Segment Open
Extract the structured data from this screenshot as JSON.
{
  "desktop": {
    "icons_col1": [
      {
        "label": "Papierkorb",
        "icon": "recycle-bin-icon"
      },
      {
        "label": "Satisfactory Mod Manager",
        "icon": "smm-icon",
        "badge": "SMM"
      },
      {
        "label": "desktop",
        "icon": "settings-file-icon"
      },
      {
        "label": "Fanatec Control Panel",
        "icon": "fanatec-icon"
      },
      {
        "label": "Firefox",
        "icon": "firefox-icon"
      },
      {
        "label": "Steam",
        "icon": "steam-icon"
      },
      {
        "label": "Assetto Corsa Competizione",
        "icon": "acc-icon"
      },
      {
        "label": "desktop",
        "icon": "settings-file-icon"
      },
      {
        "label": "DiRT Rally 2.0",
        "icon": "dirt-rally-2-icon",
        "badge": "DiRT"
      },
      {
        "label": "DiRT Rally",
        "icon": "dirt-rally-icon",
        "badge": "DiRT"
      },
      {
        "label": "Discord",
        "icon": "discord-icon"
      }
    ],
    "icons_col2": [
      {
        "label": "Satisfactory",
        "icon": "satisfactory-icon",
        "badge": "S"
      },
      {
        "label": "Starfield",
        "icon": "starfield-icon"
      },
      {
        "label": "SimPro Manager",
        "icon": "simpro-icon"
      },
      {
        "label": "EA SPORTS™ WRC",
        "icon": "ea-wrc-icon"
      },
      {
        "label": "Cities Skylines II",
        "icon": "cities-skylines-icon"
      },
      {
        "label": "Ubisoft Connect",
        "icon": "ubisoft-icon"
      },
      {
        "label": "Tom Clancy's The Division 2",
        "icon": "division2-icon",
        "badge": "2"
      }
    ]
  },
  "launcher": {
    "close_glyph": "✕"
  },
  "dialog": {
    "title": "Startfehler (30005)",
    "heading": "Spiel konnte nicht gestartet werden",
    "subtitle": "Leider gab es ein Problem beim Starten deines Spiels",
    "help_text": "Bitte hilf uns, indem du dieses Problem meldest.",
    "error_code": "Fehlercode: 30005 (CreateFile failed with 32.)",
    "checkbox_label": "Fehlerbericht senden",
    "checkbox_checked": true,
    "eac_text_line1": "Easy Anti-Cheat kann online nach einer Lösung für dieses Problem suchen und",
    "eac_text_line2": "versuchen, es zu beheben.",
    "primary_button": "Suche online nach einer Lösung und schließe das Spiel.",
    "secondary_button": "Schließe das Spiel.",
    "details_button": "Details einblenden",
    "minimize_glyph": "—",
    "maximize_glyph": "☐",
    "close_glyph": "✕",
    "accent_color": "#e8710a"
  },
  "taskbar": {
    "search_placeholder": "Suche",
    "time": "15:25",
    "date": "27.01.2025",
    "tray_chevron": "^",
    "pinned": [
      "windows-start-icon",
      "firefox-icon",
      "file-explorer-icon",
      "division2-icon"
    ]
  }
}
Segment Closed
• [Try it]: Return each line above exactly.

• [Answer box]:
Extract the structured data from this screenshot as JSON.
{
  "desktop": {
    "icons_col1": [
      {
        "label": "Papierkorb",
        "icon": "recycle-bin-icon"
      },
      {
        "label": "Satisfactory Mod Manager",
        "icon": "smm-icon",
        "badge": "SMM"
      },
      {
        "label": "desktop",
        "icon": "settings-file-icon"
      },
      {
        "label": "Fanatec Control Panel",
        "icon": "fanatec-icon"
      },
      {
        "label": "Firefox",
        "icon": "firefox-icon"
      },
      {
        "label": "Steam",
        "icon": "steam-icon"
      },
      {
        "label": "Assetto Corsa Competizione",
        "icon": "acc-icon"
      },
      {
        "label": "desktop",
        "icon": "settings-file-icon"
      },
      {
        "label": "DiRT Rally 2.0",
        "icon": "dirt-rally-2-icon",
        "badge": "DiRT"
      },
      {
        "label": "DiRT Rally",
        "icon": "dirt-rally-icon",
        "badge": "DiRT"
      },
      {
        "label": "Discord",
        "icon": "discord-icon"
      }
    ],
    "icons_col2": [
      {
        "label": "Satisfactory",
        "icon": "satisfactory-icon",
        "badge": "S"
      },
      {
        "label": "Starfield",
        "icon": "starfield-icon"
      },
      {
        "label": "SimPro Manager",
        "icon": "simpro-icon"
      },
      {
        "label": "EA SPORTS™ WRC",
        "icon": "ea-wrc-icon"
      },
      {
        "label": "Cities Skylines II",
        "icon": "cities-skylines-icon"
      },
      {
        "label": "Ubisoft Connect",
        "icon": "ubisoft-icon"
      },
      {
        "label": "Tom Clancy's The Division 2",
        "icon": "division2-icon",
        "badge": "2"
      }
    ]
  },
  "launcher": {
    "close_glyph": "✕"
  },
  "dialog": {
    "title": "Startfehler (30005)",
    "heading": "Spiel konnte nicht gestartet werden",
    "subtitle": "Leider gab es ein Problem beim Starten deines Spiels",
    "help_text": "Bitte hilf uns, indem du dieses Problem meldest.",
    "error_code": "Fehlercode: 30005 (CreateFile failed with 32.)",
    "checkbox_label": "Fehlerbericht senden",
    "checkbox_checked": true,
    "eac_text_line1": "Easy Anti-Cheat kann online nach einer Lösung für dieses Problem suchen und",
    "eac_text_line2": "versuchen, es zu beheben.",
    "primary_button": "Suche online nach einer Lösung und schließe das Spiel.",
    "secondary_button": "Schließe das Spiel.",
    "details_button": "Details einblenden",
    "minimize_glyph": "—",
    "maximize_glyph": "☐",
    "close_glyph": "✕",
    "accent_color": "#e8710a"
  },
  "taskbar": {
    "search_placeholder": "Suche",
    "time": "15:25",
    "date": "27.01.2025",
    "tray_chevron": "^",
    "pinned": [
      "windows-start-icon",
      "firefox-icon",
      "file-explorer-icon",
      "division2-icon"
    ]
  }
}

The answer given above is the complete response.